Specifically, the Minority Whip is asking that Alexander give back $14,000 in contributions made this cycle, and another $21,000 given during the 2002 election. Those amounts include funds from Hoyer’s political action committee, re-election campaign and other contributions he solicited on Alexander’s behalf from other Members.
Overall, Democratic Members have given Alexander more than $70,000 this cycle.
Democratic Congressional Campaign Committee Chairman Robert Matsui (Calif.) said late last week Members are growing tired of waiting.
To my knowledge, “not one Member on our side of the aisle has received a check,” Matsui said. “It’s unfortunate, especially if he intends to pay it back after the election. He should pay us interest. That money is not his money any longer.”
In Hoyer’s case, his lawyers laid out their case for why the money should be returned now, alleging Alexander committed fraud because he knowingly misrepresented his party-switching plans.
Called a “demand letter,” such legal documents are often used by lawyers as a final warning before filing a lawsuit. The move can also be used as a tool to ramp up pressure on its recipient to comply with its terms, or to generate press or public attention, noted one Washington lawyer knowledgeable about such litigation strategies.
“It can be a ploy or a tactic used to scare someone into doing something, it can serve a technical function of setting forth the grounds for a lawsuit, or it can be used as a publicity tool,” said this attorney, who had not seen Hoyer’s letter and had no knowledge of its substance or merits.
Hoyer explained that Alexander “induced” Members into giving to his campaign by maintaining he was a Democrat and intended to remain in the party. Hoyer said he gave to Alexander because he took him at his word.
Alexander quietly switched his party affiliation Aug. 6, just hours before Louisiana’s filing deadline.
“We haven’t gotten our money back and I’m angry about it,” Hoyer said. “It’s not ethical behavior. I call it perfidy. I believe that word is applicable.”

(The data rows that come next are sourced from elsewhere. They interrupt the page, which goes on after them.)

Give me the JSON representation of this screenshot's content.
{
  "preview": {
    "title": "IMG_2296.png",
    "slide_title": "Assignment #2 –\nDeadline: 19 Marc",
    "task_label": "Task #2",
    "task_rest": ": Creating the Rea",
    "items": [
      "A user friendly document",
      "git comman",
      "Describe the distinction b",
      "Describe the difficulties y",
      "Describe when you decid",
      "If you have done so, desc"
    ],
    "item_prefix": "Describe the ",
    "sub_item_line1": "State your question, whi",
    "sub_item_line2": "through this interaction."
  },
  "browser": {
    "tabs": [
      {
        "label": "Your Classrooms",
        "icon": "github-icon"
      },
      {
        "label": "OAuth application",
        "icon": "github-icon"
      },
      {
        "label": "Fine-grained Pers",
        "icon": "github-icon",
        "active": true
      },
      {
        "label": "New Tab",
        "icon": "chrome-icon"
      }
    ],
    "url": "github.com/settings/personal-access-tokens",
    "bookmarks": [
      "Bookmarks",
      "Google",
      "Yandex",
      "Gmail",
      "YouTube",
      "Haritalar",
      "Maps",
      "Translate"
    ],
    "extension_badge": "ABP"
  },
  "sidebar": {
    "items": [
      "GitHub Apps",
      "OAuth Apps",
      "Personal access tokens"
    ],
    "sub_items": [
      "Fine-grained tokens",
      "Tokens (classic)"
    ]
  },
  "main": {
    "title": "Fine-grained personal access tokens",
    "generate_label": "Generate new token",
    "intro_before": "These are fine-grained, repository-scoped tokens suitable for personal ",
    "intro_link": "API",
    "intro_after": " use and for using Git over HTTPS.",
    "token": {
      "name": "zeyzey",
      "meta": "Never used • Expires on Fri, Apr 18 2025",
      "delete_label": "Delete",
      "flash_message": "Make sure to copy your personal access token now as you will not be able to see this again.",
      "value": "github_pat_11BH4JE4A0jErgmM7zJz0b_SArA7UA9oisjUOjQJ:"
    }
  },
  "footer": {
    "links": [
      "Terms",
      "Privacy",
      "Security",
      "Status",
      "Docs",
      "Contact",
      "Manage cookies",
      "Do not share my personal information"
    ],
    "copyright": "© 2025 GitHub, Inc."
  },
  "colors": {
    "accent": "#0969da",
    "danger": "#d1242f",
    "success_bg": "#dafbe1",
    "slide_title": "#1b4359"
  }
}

Hoyer’s attorneys argued that Members would not have contributed to Alexander’s reelection campaign had he been forthright about his discontent with the Democratic Party and desire to switch. They pointed to numerous press accounts in which Alexander promised to remain a Democrat (including to Hoyer), but later said publicly that switching to the GOP was “something I’ve been looking at all along.”
“Your firm and repeated commitments to Mr. Hoyer in the face of the personal indecision you, yourself, have admitted in the press and to the Republican National Convention, present certain important legal issues,” the lawyers wrote. “Under established law, a misrepresentation is fraudulent if the maker ... does not have confidence in the accuracy of his representation that he states or implies.”
While Hoyer is taking the lead on pursuing legal action, Democratic sources within the Caucus said he is not without allies and backers.
“Clearly in terms of what Hoyer’s doing with the letter and a possible lawsuit, there is a lot of support for that,” said one Democratic leadership aide. “Not only has Rodney lied to Members, but [he’s engaged in] fraudulent activity.”